*** EXERCISE DATA ***
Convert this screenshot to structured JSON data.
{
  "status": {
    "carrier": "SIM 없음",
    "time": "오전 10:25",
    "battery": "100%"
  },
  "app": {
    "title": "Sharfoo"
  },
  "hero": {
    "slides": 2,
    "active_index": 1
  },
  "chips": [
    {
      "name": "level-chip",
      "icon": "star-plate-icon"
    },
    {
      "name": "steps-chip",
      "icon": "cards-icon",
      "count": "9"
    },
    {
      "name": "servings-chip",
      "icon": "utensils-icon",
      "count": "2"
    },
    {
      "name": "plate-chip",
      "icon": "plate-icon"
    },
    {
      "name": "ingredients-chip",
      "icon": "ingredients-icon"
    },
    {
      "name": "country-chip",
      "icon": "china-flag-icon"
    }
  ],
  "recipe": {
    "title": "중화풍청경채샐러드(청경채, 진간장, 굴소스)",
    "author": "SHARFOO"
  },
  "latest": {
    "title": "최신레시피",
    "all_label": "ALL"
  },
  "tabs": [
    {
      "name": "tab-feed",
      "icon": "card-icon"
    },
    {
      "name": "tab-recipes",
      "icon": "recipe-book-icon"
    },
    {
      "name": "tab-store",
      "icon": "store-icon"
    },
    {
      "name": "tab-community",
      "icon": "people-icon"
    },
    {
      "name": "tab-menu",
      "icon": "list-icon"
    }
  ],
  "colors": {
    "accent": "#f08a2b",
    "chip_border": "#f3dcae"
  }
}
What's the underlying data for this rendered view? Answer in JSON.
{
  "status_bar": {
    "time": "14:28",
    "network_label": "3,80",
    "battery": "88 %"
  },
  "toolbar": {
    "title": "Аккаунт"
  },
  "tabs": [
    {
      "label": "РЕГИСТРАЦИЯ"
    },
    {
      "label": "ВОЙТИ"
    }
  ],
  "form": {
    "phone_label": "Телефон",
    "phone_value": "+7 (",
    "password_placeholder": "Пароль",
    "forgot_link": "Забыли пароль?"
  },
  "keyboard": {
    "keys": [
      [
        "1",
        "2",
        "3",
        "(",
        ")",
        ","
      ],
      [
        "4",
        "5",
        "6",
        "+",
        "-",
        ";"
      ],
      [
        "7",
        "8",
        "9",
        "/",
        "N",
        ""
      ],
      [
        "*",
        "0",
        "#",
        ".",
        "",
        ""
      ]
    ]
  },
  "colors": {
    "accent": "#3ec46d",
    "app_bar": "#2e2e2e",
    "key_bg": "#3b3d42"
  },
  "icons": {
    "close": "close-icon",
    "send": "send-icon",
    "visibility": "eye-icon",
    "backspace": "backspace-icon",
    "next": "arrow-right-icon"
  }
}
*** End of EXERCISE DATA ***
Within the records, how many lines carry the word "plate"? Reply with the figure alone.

3